The quilts in the Pioneer Museum of Alabama show feature many different patterns, some are familiar to those in the know about quilts, including Mary Hasslewander’s wedding ring pattern.

“This is a very interesting quilt as far as color and, also the back of the quilt,” Tatom said. “Several of the quilts have been folded so that the backs can be seen. The quilt backs are often interesting.

“Feed sacks were often used for the backings and that was not unusual because feed sacks provided readily available material for quilts. Several quilts in the show have feed sack backs.”

Old clothing was also used to piece quilt tops and the clothing material often dates the quilt. However, because clothes were handed down from child to child or worn until they were threadbare, feed sack and biddy feed sack patterns are more recognizable than clothing materials.

Although some quilt patterns were similar, if not the same, they often had different names in different parts of the country.

String quilts, pieced quilts and crazy quilts were made from scraps and put together in various ways.

The personalities of the quilters were often very evident.  A string quilt could be very orderly or helter-skelter.

One string quilt with an interesting story was made by Florence Ivester from Stephens County, Georgia during World War I.

“Her husband, Vernon, lost his right leg in the war,” Tatom said. “The quilt was always a reminder to them of their time spent apart.

Another reoccurring pattern in the show is called Grandma’s Garden or summer blooms, depending on where the quilt was made.

The drunkard’s path, also known as drunkard’s walk, endless trail, and wanderer’s road, were designed for the temperance cause.

One of the more recent quilts in the show is a picnic quilt made by Bea McKnatt for her husband Art of South Montgomery county.

“Art wanted a picnic quilt to go with his 1936 Ford pickup,” Tatom said.  “He wanted the quilt to be the color of his truck. Bea found heirloom material the color of Art’s truck and made the picnic quilt for him.”

Tatom said each quilt in the show does have a story but story, or not, the Pioneer Museum of Alabama’s 2019 Quilt Show is not to be miss.

This opportunity will not come around again for two years.

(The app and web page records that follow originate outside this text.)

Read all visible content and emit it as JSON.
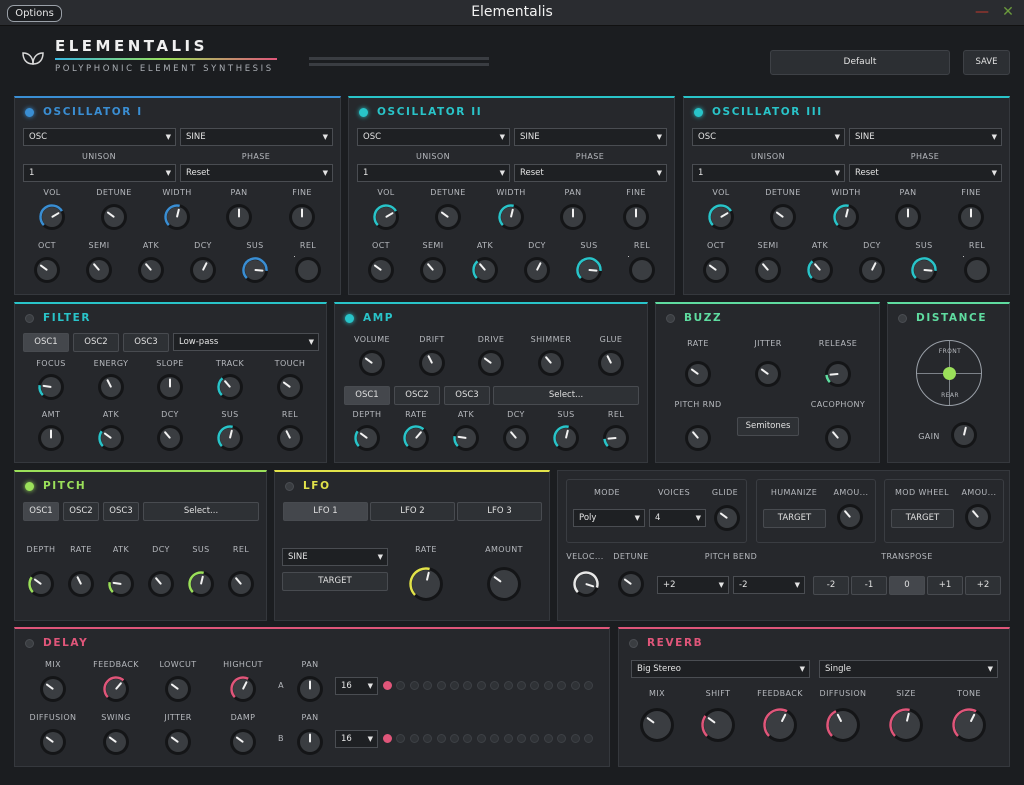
{
  "titlebar": {
    "options": "Options",
    "title": "Elementalis",
    "min": "—",
    "close": "✕"
  },
  "header": {
    "brand": "ELEMENTALIS",
    "subtitle": "POLYPHONIC ELEMENT SYNTHESIS",
    "preset": "Default",
    "save": "SAVE"
  },
  "colors": {
    "blue": "#3a8ed3",
    "teal": "#29c4c9",
    "green": "#9be05a",
    "yellow": "#e2e34a",
    "red": "#e0567a",
    "mint": "#5fdca0"
  },
  "osc": [
    {
      "title": "OSCILLATOR I",
      "source": "OSC",
      "wave": "SINE",
      "unison_label": "UNISON",
      "phase_label": "PHASE",
      "unison": "1",
      "phase": "Reset"
    },
    {
      "title": "OSCILLATOR II",
      "source": "OSC",
      "wave": "SINE",
      "unison_label": "UNISON",
      "phase_label": "PHASE",
      "unison": "1",
      "phase": "Reset"
    },
    {
      "title": "OSCILLATOR III",
      "source": "OSC",
      "wave": "SINE",
      "unison_label": "UNISON",
      "phase_label": "PHASE",
      "unison": "1",
      "phase": "Reset"
    }
  ],
  "osc_knobs": [
    "VOL",
    "DETUNE",
    "WIDTH",
    "PAN",
    "FINE",
    "OCT",
    "SEMI",
    "ATK",
    "DCY",
    "SUS",
    "REL"
  ],
  "filter": {
    "title": "FILTER",
    "tabs": [
      "OSC1",
      "OSC2",
      "OSC3"
    ],
    "type": "Low-pass",
    "knobs": [
      "FOCUS",
      "ENERGY",
      "SLOPE",
      "TRACK",
      "TOUCH",
      "AMT",
      "ATK",
      "DCY",
      "SUS",
      "REL"
    ]
  },
  "amp": {
    "title": "AMP",
    "top": [
      "VOLUME",
      "DRIFT",
      "DRIVE",
      "SHIMMER",
      "GLUE"
    ],
    "tabs": [
      "OSC1",
      "OSC2",
      "OSC3"
    ],
    "select": "Select...",
    "bottom": [
      "DEPTH",
      "RATE",
      "ATK",
      "DCY",
      "SUS",
      "REL"
    ]
  },
  "buzz": {
    "title": "BUZZ",
    "knobs": [
      "RATE",
      "JITTER",
      "RELEASE",
      "PITCH RND",
      "CACOPHONY"
    ],
    "button": "Semitones"
  },
  "distance": {
    "title": "DISTANCE",
    "front": "FRONT",
    "rear": "REAR",
    "gain": "GAIN"
  },
  "pitch": {
    "title": "PITCH",
    "tabs": [
      "OSC1",
      "OSC2",
      "OSC3"
    ],
    "select": "Select...",
    "knobs": [
      "DEPTH",
      "RATE",
      "ATK",
      "DCY",
      "SUS",
      "REL"
    ]
  },
  "lfo": {
    "title": "LFO",
    "tabs": [
      "LFO 1",
      "LFO 2",
      "LFO 3"
    ],
    "wave": "SINE",
    "target": "TARGET",
    "rate": "RATE",
    "amount": "AMOUNT"
  },
  "voice": {
    "mode_label": "MODE",
    "mode": "Poly",
    "voices_label": "VOICES",
    "voices": "4",
    "glide": "GLIDE",
    "humanize": "HUMANIZE",
    "amount1": "AMOU...",
    "target1": "TARGET",
    "modwheel": "MOD WHEEL",
    "amount2": "AMOU...",
    "target2": "TARGET",
    "velocity": "VELOC...",
    "detune": "DETUNE",
    "pitchbend": "PITCH BEND",
    "pb_up": "+2",
    "pb_down": "-2",
    "transpose": "TRANSPOSE",
    "transpose_vals": [
      "-2",
      "-1",
      "0",
      "+1",
      "+2"
    ]
  },
  "delay": {
    "title": "DELAY",
    "top": [
      "MIX",
      "FEEDBACK",
      "LOWCUT",
      "HIGHCUT"
    ],
    "bottom": [
      "DIFFUSION",
      "SWING",
      "JITTER",
      "DAMP"
    ],
    "pan": "PAN",
    "a": "A",
    "b": "B",
    "steps_a": "16",
    "steps_b": "16"
  },
  "reverb": {
    "title": "REVERB",
    "type": "Big Stereo",
    "mode": "Single",
    "knobs": [
      "MIX",
      "SHIFT",
      "FEEDBACK",
      "DIFFUSION",
      "SIZE",
      "TONE"
    ]
  }
}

The price of admission to the museum also includes the quilt show, making it the best ticket in town right now.